THE “SLOW DOWN” OPTIONJanuary 19, 2015
LET BE BE FINALE OF SEEMFebruary 3, 2015
Those of you who have experienced my Somatic and Intuitive Coaching work know I believe that a sense of safety in the body is the foundation both for healing trauma and practicing new ways of being.
Somatic safety means giving your body experiences of feeling protected and/or able to take care of itself.
My avian assistant Zee has taught me alot about the “containment” or “holding” aspect of somatic safety.
Containment means giving your body a feeling of being held, of having a sense of boundary. With containment, emotions and sensations have a somatic beginning and end. They shift from “overwhelming” to manageable.
You can give yourself this experience with or without props.
With Props: you can use blankets, pillows, eyebags or sandbags, a wall, the floor or water to give your body a sense of being held.
You could put a sandbag on your chest, or hide under a pile of pillows, get in a warm bath and feel the water holding your skin, or wrap yourself in blankets.
You can wear a thick scarf or hoodie and feel the coziness.
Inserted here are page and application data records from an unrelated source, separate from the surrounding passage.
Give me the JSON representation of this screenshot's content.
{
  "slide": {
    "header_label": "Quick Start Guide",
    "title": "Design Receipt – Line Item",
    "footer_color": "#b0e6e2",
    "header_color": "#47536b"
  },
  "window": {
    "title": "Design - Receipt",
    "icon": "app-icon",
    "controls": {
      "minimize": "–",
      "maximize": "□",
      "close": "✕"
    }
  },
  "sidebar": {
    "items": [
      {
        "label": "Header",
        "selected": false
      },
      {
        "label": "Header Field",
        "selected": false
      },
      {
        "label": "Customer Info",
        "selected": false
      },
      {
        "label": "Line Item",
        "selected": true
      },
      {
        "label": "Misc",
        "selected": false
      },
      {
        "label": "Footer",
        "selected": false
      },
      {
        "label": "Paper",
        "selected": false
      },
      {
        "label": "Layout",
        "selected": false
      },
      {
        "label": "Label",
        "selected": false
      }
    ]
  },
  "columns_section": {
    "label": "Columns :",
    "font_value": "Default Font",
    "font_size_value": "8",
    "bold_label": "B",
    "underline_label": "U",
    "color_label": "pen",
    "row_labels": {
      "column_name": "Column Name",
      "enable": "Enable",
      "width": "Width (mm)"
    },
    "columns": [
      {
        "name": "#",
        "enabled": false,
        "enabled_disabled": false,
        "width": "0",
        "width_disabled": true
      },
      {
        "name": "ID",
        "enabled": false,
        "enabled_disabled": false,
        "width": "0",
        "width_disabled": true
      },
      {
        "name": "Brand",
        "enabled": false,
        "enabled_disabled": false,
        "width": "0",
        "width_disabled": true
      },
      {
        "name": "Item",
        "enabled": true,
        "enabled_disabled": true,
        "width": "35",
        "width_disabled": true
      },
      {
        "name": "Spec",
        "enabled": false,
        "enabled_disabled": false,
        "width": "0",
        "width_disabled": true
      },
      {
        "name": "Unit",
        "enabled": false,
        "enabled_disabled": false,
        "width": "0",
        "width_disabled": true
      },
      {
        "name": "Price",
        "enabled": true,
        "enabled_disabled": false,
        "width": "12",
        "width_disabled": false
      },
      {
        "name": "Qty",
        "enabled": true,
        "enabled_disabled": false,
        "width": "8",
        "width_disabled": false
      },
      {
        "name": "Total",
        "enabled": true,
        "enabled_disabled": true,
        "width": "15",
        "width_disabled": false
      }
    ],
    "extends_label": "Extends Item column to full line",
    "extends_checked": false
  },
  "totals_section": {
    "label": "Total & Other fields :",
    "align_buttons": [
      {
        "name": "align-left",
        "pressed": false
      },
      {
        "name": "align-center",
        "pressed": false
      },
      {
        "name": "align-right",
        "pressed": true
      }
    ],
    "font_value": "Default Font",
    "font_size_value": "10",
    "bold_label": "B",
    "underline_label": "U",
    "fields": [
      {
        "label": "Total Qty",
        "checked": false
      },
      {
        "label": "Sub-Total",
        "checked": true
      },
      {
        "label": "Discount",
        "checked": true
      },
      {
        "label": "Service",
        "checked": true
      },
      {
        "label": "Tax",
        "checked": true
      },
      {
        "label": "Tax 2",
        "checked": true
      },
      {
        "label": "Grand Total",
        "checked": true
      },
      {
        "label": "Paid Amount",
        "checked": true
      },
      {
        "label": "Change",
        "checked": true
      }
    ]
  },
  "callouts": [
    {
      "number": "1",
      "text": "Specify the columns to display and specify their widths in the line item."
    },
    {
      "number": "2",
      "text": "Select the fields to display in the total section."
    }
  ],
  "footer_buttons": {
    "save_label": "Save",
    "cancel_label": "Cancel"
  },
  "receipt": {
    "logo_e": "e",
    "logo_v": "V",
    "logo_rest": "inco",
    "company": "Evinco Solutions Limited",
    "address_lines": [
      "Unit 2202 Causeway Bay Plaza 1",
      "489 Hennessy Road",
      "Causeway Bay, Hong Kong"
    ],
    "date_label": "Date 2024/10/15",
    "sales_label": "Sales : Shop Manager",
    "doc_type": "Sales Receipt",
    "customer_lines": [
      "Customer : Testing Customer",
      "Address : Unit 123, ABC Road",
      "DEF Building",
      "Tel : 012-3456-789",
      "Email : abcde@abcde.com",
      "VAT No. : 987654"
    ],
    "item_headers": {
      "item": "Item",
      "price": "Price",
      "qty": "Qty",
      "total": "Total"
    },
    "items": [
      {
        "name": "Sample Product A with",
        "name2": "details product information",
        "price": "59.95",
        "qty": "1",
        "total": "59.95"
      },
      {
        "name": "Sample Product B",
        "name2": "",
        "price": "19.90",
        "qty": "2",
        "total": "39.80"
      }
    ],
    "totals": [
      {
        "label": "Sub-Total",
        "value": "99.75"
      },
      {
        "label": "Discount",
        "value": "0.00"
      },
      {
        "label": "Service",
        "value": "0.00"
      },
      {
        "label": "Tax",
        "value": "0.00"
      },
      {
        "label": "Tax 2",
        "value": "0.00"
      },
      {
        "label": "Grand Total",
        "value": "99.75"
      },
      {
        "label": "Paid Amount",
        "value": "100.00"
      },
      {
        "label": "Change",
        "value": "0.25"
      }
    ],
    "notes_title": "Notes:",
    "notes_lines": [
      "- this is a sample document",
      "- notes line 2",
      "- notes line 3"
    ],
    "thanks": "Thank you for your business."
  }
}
Notice which parts of your body like being held the most, and notice how you feel when you allow yourself to really rest inside that holding.
Without Props: you can push your arms against your sides; push your legs together; cradle your arm(s) around your head. Do each of these gently but firmly for five seconds, then pause and repeat.
Or you can lie down and push your feet against a wall, noticing your length from head to toe, feeling where you begin and end.
Certain breathing practices, such as counting the length of your inhalations and exhalations (ie. “In, 2, 3, 4. Out, 2, 3, 4.”), or silently labeling the “beginning,” “middle” and “end” of a breath cycle, can also support containment.
To see if a containment practice works for you, try it out a few times, and pay attention to your body’s feedback—is it a “yes” a “no” or a “maybe?” If it is a yes, invite yourself to practice it every day.
My baby parrot Zee has shown me how essential a sense of safety is for healthy development.
Here Zee is demonstrating his favorite “With Props” containment method: hiding in his fuzzy “happy hut.”
Sometimes Zee feels exposed, like when a big seagull or crow flies by our window. Parrots, like all prey animals, are ever-vigilant of predators.
Zee can also be timid when he meets a new person. He needs to gather his courage to explore a new object or area (such as his tree-playground).
Often during these vulnerable moments, he darts into his cozy “happy hut.”
Zee has so far lived a trauma-free life. It is not trauma that makes him cautious about new experiences. It is natural for him to hide, peek his head out slowly, retreat, and eventually emerge and explore.
Exploring includes many “happy hut” interludes. When Zee has had enough, risked enough, he returns to his refuge to rest and digest until curiosity draws him out again.
Parrots’ heads—especially their ears–get itchy. They can scratch their heads with their feet, but it is not as nice as having another bird preen them.
The first time I saw Zee scratching his head, I reached out to scratch it for him. He chittered and snapped at me, ferocious as a mini dragon. He did not yet trust my hands.
But later, he scurried into his fuzzy hut, poked his head out and nudged my fingers. This was my cue, and he let me scratch his head a little bit. Zee felt insulated enough by the happy hut to risk me touching his vulnerable head.
As the days passed, he allowed me to scratch his head more and more. Nowadays, he lets me give him “cuddles” out in the open, far away from his happy hut! He just needed to take his time.
We are biologically similar to Zee and other baby animals. We need a baseline of safety and holding in order to explore and risk and trust.
All of us need to take it slow, and sometimes retreat. The dance of two steps forward, one step back is integral to healthy development.
This holds true even more when we are healing from personal or social trauma.
Our bodies have a natural need for steady holding, and a natural rhythm of retreating and exploring, contracting and expanding.
When we respectfully collaborate with this body rhythm, we are able to sustain each little victory of growth and healing. Our once narrow world expands–sustainably.
Zee reminds me of this every day. If I try to push him past his safety zone, he gives me a big “No” by acting out, or hiding in his hut.
When I drop my agenda, I am more able to notice when he has “had enough” and when he is ready for adventure.
I can respond appropriately and support his growth. With this foundation of safety and trust, his confidence—and his world–expands. As does mine. We bring each other joy.
Zee reminds me that I, too am a biological animal; I also need to nurture and challenge myself: What do I need right now? How much is enough? How much is too much?
Am I having a “happy hut” moment, or am I ready for a new adventure?
How about you? How are you treating your animal body?